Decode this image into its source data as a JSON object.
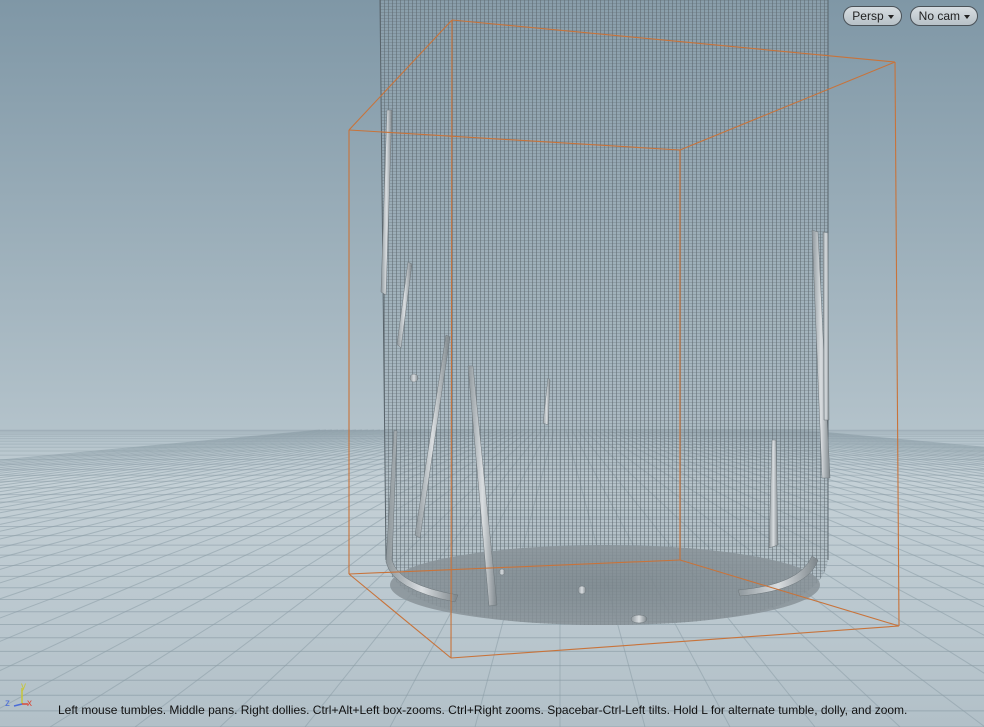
{
  "toolbar": {
    "projection_label": "Persp",
    "camera_label": "No cam"
  },
  "status": {
    "hint": "Left mouse tumbles. Middle pans. Right dollies. Ctrl+Alt+Left box-zooms. Ctrl+Right zooms. Spacebar-Ctrl-Left tilts. Hold L for alternate tumble, dolly, and zoom."
  },
  "axis": {
    "y_label": "y",
    "z_label": "z",
    "x_label": "x"
  },
  "colors": {
    "background_top": "#7f97a6",
    "background_horizon": "#c4d0d6",
    "ground": "#b5c3cb",
    "grid_line": "#8b9ca6",
    "bbox_outline": "#c8733a",
    "mesh_line": "#59646b",
    "axis_x": "#d84a3a",
    "axis_y": "#c6c63a",
    "axis_z": "#4a6cd8"
  }
}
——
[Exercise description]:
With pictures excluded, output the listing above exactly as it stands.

[Your response]:
Decode this image into its source data as a JSON object.
{
  "toolbar": {
    "projection_label": "Persp",
    "camera_label": "No cam"
  },
  "status": {
    "hint": "Left mouse tumbles. Middle pans. Right dollies. Ctrl+Alt+Left box-zooms. Ctrl+Right zooms. Spacebar-Ctrl-Left tilts. Hold L for alternate tumble, dolly, and zoom."
  },
  "axis": {
    "y_label": "y",
    "z_label": "z",
    "x_label": "x"
  },
  "colors": {
    "background_top": "#7f97a6",
    "background_horizon": "#c4d0d6",
    "ground": "#b5c3cb",
    "grid_line": "#8b9ca6",
    "bbox_outline": "#c8733a",
    "mesh_line": "#59646b",
    "axis_x": "#d84a3a",
    "axis_y": "#c6c63a",
    "axis_z": "#4a6cd8"
  }
}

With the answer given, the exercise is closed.